"While she worked as an au pair for a therapist in the United States, María Zuluaga discovered the challenges of therapies aimed at improving patients´ functional and cognitive abilities. She began to think about how technology, especially robotics, could deliver improvements to this field. And when a 16 year-old she was close to lost movement in his arm and was forced to learn how to execute certain daily activities, like writing, from scratch, this young Colombian rolled up her sleeves. The result was the design of a robotic arm that facilitates learning therapies, which has led to this mechatronic engineer´s inclusion in MIT Technology Review, Spanish edition´s Innovators Under 35 Colombia 2016.

The device designed by Zuluaga is an adaptable, robotic arm brace that guides the user through an exercise routine prescribed by a professional. The robotic brace will have three operating modes: full-guidance mode, correctional mode and feedback mode. One probable application would be for the therapist to ask the patient to draw a series of geometrical shapes. Initially, the device would guide the user´s arm through the correct movements. In a second step, the patient would perform the same exercises on their own, and the robotic arm would only perform corrections. In the final step, the device would notify the user of errors through a light display.

The initial design was Zuluaga´s final undergraduate project, but a short time later she had produced a prototype capable of guiding the user´s hand but without the ability to counteract the force applied by the brace. Now she is working on the design of a new, adaptable prototype focused on the first operating mode for clinical trials. The young innovator describes her plans: ""In approximately one year we will have a working prototype, ready for trials."" And the final product with all three operating modes could be ready ""within a maximum of five years.""
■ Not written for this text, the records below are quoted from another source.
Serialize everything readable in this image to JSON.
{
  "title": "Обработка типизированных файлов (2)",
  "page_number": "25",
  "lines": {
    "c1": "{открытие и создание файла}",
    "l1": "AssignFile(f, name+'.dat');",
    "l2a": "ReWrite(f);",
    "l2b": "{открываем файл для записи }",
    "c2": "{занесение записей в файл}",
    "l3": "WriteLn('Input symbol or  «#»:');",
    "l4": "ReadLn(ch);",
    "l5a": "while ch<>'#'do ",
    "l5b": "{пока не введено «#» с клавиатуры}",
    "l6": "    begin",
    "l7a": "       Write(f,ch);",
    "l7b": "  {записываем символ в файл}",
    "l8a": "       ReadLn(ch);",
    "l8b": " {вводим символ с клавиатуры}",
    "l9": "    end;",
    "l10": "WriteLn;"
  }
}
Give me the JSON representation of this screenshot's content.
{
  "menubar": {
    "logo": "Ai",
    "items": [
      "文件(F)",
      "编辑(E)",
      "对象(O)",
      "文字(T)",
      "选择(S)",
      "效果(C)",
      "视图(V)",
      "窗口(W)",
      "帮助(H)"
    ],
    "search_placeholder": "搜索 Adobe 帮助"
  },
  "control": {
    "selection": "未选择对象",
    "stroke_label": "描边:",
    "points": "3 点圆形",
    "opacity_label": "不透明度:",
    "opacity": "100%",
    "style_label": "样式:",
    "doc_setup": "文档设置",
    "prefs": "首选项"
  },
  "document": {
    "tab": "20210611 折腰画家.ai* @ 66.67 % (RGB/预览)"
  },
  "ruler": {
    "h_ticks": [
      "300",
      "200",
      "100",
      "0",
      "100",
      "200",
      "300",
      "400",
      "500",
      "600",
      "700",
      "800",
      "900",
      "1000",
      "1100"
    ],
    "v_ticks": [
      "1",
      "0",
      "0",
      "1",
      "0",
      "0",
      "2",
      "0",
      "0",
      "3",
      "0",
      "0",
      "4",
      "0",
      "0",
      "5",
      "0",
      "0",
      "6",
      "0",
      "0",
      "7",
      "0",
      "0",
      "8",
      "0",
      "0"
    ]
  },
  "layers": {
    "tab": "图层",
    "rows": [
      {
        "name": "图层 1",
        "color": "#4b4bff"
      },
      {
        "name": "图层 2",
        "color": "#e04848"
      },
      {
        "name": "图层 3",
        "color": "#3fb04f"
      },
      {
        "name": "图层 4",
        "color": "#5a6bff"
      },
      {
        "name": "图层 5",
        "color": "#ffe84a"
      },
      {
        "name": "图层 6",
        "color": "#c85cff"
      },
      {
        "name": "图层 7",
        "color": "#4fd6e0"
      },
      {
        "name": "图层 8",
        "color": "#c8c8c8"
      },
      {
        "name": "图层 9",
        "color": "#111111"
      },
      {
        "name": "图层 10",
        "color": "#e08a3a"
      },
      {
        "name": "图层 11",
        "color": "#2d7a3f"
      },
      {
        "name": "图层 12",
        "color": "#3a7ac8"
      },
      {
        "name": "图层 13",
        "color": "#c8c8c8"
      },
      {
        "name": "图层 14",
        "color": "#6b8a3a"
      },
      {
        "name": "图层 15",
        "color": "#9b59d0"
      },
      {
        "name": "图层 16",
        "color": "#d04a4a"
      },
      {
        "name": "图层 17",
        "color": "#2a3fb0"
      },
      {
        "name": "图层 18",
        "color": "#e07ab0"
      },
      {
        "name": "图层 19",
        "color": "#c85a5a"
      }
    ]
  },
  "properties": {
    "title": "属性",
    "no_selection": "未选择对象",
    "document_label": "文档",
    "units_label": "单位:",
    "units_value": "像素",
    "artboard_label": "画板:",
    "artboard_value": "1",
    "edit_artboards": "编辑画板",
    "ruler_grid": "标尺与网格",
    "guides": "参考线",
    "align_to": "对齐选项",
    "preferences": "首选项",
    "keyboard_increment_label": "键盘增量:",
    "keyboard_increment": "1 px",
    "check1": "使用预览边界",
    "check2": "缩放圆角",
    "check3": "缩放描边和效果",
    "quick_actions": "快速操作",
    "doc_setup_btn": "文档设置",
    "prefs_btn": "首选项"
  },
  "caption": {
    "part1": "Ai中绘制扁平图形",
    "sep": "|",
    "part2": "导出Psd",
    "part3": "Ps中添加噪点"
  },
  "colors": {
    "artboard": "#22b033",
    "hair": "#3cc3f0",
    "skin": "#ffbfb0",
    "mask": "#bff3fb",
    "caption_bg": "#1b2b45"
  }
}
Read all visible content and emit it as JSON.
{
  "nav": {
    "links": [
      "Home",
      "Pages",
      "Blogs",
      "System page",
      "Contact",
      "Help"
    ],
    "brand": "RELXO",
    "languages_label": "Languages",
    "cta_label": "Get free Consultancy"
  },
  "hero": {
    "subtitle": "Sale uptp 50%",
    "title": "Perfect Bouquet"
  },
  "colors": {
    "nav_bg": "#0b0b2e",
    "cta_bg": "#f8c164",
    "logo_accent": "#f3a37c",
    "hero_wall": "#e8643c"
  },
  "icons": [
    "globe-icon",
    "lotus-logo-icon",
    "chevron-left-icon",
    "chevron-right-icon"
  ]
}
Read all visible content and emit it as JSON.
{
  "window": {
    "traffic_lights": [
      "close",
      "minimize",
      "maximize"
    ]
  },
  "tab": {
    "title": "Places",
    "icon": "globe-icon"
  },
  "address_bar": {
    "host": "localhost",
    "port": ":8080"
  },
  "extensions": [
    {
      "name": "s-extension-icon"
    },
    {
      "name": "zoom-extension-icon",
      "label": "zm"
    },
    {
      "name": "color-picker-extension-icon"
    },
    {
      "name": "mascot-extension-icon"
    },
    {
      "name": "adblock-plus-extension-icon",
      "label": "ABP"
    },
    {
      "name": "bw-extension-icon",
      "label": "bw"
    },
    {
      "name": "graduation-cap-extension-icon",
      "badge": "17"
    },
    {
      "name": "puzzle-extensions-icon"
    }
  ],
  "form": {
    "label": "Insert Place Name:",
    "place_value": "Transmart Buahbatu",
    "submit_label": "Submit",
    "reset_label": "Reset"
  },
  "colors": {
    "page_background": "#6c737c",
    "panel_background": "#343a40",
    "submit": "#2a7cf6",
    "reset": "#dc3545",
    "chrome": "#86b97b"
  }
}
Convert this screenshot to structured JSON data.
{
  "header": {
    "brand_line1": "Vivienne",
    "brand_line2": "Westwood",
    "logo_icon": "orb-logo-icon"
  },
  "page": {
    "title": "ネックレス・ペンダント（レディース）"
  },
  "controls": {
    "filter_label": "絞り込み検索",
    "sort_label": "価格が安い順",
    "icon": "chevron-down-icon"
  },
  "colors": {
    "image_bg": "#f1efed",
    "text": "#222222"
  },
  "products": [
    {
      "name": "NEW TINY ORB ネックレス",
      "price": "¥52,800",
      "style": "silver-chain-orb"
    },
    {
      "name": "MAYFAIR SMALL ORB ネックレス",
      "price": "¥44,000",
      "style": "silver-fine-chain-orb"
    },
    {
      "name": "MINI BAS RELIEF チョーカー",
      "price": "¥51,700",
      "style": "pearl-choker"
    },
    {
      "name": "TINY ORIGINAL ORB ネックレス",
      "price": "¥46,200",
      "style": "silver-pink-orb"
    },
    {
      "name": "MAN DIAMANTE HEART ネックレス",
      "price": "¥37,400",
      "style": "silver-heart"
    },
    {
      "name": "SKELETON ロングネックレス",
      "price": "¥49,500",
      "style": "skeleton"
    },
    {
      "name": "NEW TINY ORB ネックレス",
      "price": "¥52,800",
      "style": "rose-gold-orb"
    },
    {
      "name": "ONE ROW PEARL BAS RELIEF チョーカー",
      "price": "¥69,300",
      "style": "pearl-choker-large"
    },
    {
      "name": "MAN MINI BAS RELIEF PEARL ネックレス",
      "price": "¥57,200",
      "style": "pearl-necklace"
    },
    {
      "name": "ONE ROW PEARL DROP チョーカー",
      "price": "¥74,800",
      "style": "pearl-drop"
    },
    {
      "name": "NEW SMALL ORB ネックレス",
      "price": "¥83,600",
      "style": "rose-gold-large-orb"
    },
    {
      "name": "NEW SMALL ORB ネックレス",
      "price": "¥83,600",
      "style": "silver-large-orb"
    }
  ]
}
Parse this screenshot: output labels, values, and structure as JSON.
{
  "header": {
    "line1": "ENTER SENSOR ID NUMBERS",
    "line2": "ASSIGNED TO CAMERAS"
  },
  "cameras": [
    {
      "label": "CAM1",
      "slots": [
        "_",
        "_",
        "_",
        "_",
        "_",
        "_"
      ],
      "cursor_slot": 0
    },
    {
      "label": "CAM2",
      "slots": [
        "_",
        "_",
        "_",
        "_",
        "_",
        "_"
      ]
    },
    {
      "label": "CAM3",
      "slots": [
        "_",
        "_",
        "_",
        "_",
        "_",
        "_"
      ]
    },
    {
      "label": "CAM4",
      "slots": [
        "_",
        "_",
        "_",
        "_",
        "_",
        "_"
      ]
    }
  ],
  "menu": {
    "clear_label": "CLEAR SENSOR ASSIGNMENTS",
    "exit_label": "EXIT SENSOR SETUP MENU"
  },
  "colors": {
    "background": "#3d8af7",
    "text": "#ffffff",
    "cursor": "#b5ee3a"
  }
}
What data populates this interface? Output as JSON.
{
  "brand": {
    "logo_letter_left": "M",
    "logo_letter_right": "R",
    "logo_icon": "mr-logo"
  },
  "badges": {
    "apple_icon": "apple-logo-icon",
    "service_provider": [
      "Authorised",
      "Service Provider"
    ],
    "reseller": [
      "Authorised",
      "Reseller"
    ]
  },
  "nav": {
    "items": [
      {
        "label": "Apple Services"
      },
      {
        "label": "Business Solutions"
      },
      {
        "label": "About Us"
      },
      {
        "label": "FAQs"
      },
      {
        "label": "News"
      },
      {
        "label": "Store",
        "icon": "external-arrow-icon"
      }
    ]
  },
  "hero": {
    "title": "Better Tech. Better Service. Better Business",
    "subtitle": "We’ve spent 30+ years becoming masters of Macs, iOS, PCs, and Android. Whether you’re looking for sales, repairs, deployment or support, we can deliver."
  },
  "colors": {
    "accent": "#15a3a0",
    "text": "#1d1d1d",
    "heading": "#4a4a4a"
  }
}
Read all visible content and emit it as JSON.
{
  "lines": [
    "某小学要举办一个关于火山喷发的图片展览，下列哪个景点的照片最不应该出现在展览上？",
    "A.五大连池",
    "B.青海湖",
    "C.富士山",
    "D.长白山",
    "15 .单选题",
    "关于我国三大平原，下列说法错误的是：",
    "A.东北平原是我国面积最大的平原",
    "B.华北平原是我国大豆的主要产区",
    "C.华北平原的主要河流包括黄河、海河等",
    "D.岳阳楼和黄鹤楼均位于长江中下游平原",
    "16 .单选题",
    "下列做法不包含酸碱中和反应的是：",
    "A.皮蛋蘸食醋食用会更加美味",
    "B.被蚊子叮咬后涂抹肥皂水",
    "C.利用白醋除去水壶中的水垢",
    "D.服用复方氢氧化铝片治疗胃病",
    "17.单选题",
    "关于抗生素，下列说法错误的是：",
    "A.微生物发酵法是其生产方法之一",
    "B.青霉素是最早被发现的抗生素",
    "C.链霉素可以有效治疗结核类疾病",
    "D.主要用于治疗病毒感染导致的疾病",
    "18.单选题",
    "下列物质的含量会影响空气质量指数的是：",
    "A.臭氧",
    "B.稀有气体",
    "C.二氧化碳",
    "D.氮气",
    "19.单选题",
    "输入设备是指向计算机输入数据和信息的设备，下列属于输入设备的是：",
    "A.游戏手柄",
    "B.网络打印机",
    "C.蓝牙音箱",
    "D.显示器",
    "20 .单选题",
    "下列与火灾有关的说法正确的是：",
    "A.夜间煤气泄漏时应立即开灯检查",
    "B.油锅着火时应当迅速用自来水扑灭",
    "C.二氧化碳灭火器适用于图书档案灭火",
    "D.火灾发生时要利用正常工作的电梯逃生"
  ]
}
The project´s biggest challenge is to integrate all three operating modes into a single device which can adapt to any patient which is affordable, portable and easy for therapists to use. The adaptability has already been achieved. ""The brace´s design for the gripper was very difficult but from the start it was designed in order to adapt to different kinds of hands,"" the young engineer recalls. So the device can be adjusted to fit any size simply and easily through a part located at one end of the brace."